The Public Protector must pay 15% of the South African Reserve Bank’s legal costs out of her own pocket, according to a stringent majority judgment written by Constitutional Court Justices Sisi Khampepe and Leona Theron, delivered on Monday morning.
The court, sitting in Braamfontein, Johannesburg, further dismissed the SARB’s cross-appeal asking for a declaratory order that the Public Protector abused her office in the Bankorp/Absa investigation.
Mkhwebane attended the reading of the judgment, and told journalists after proceedings, “I never told any falsehoods”. She knows “quite well” that she cannot appeal the apex court’s judgment, and didn’t want to be pushed on the fact that she was found to have acted in bad faith.
“This is a far-reaching judgment that will impact other Public Protectors,” she said.
The Constitutional Court upheld the High Court’s judgment, delivered by a full Bench of three judges in 2018, which stated that Mkhwebane’s conduct in the Bankorp/Absa investigation has been found wanting. The High Court ordered that Mkhwebane pay 15% of SARB’s legal fee from her own pocket, and that the cash-strapped Public Protector’s office pay the rest of the costs.
See earlier report ahead of the ruling here: It’s judgment day for the Public Protector

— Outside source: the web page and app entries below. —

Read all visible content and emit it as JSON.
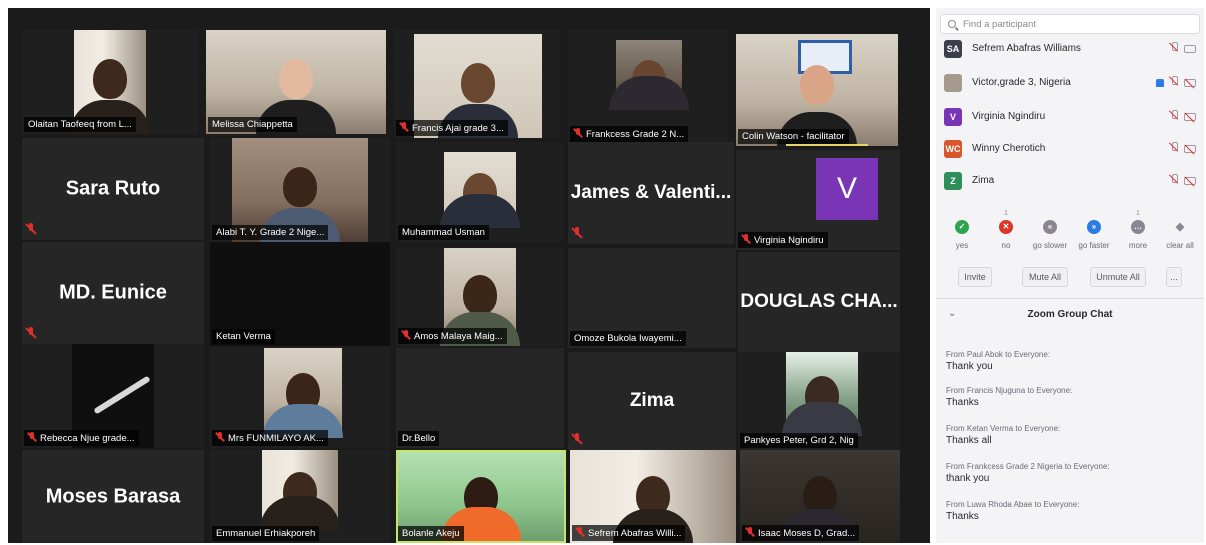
{
  "gallery": {
    "tiles": [
      {
        "label": "Olaitan Taofeeq from L..."
      },
      {
        "label": "Melissa Chiappetta"
      },
      {
        "label": "Francis Ajai grade 3..."
      },
      {
        "label": "Frankcess Grade 2 N..."
      },
      {
        "label": "Colin Watson - facilitator"
      },
      {
        "name": "Sara Ruto"
      },
      {
        "label": "Alabi T. Y. Grade 2 Nige..."
      },
      {
        "label": "Muhammad Usman"
      },
      {
        "name": "James & Valenti..."
      },
      {
        "label": "Virginia Ngindiru",
        "avatar": "V"
      },
      {
        "name": "MD. Eunice"
      },
      {
        "label": "Ketan Verma"
      },
      {
        "label": "Amos Malaya Maig..."
      },
      {
        "label": "Omoze Bukola Iwayemi..."
      },
      {
        "name": "DOUGLAS CHA..."
      },
      {
        "label": "Rebecca Njue grade..."
      },
      {
        "label": "Mrs FUNMILAYO AK..."
      },
      {
        "label": "Dr.Bello"
      },
      {
        "name": "Zima"
      },
      {
        "label": "Pankyes Peter, Grd 2, Nig"
      },
      {
        "name": "Moses Barasa"
      },
      {
        "label": "Emmanuel Erhiakporeh"
      },
      {
        "label": "Bolanle Akeju"
      },
      {
        "label": "Sefrem Abafras Willi..."
      },
      {
        "label": "Isaac Moses D, Grad..."
      }
    ]
  },
  "panel": {
    "search_placeholder": "Find a participant",
    "participants": [
      {
        "initials": "SA",
        "name": "Sefrem Abafras Williams",
        "color": "#3a3f4a"
      },
      {
        "initials": "",
        "name": "Victor,grade 3, Nigeria",
        "color": "#a59a8c"
      },
      {
        "initials": "V",
        "name": "Virginia Ngindiru",
        "color": "#7a34b6"
      },
      {
        "initials": "WC",
        "name": "Winny Cherotich",
        "color": "#d9572a"
      },
      {
        "initials": "Z",
        "name": "Zima",
        "color": "#2f8f58"
      }
    ],
    "reactions": [
      {
        "label": "yes",
        "glyph": "✓",
        "color": "#2fa44f",
        "count": ""
      },
      {
        "label": "no",
        "glyph": "✕",
        "color": "#d9372c",
        "count": "1"
      },
      {
        "label": "go slower",
        "glyph": "«",
        "color": "#8a8793",
        "count": ""
      },
      {
        "label": "go faster",
        "glyph": "»",
        "color": "#2a7be4",
        "count": ""
      },
      {
        "label": "more",
        "glyph": "…",
        "color": "#8a8793",
        "count": "1"
      },
      {
        "label": "clear all",
        "glyph": "◆",
        "color": "#8a8793",
        "count": ""
      }
    ],
    "buttons": {
      "invite": "Invite",
      "mute_all": "Mute All",
      "unmute_all": "Unmute All",
      "more": "..."
    },
    "chat": {
      "title": "Zoom Group Chat",
      "messages": [
        {
          "from": "From Paul Abok to Everyone:",
          "text": "Thank you"
        },
        {
          "from": "From Francis Njuguna to Everyone:",
          "text": "Thanks"
        },
        {
          "from": "From Ketan Verma to Everyone:",
          "text": "Thanks all"
        },
        {
          "from": "From Frankcess Grade 2 Nigeria to Everyone:",
          "text": "thank you"
        },
        {
          "from": "From Luwa Rhoda Abae to Everyone:",
          "text": "Thanks"
        }
      ]
    }
  }
}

The Constitutional Court’s judgment finds that “regard must be had to the higher standard of conduct expected from public officials, and the number of falsehoods that have been put forward by the Public Protector in the course of the litigation. This conduct included the numerous “misstatements”, such as misrepresenting, under oath, her reliance on evidence of economic experts in drawing up the report, failing to provide a complete record, ordered and indexed, so that the contents thereof could be determined, failing to disclose material meetings and then obfuscating the reasons for them and the reasons why they had not been previously disclosed, and generally failing to provide the court with a frank and candid account of her conduct in preparing the report. The punitive aspect of the order therefore stands.”

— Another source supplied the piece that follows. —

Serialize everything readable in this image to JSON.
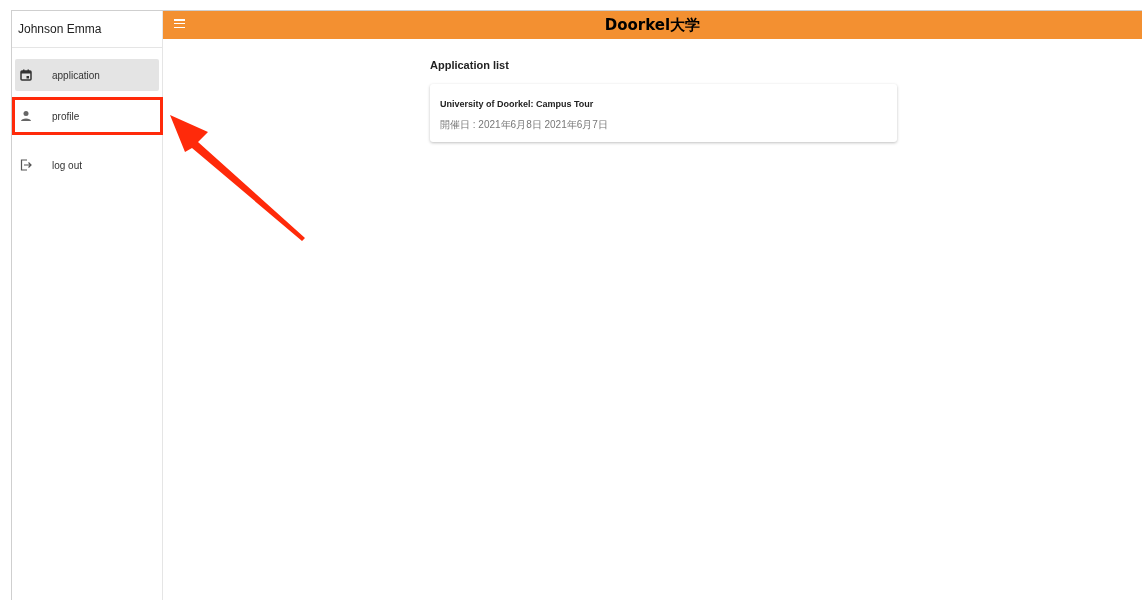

The Constitutional Court’s judgment will have a far-reaching effect on the beleaguered Mkhwebane, who is facing two review applications from Minister Pravin Gordhan and another from President Cyril Ramaphosa. Gordhan’s application is loosely based on the same grounds, arguing that Mkhwebane was biased and unfair.
Chief Justice Mogoeng Mogoeng wrote the minority judgment, stating that the High Court’s judgment should have been set aside. Minority judgments have no material effect on proceedings. DM

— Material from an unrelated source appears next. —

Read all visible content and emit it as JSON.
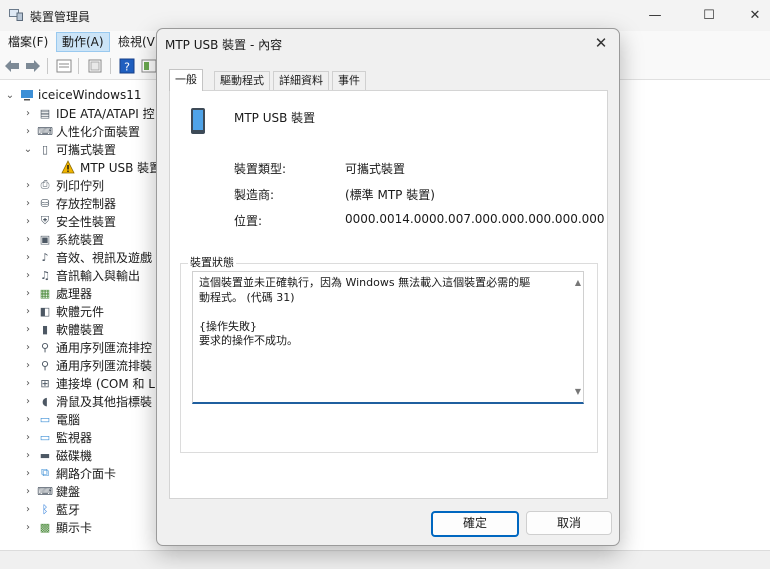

Daily Maverick will publish an article unpacking the full judgment during the day.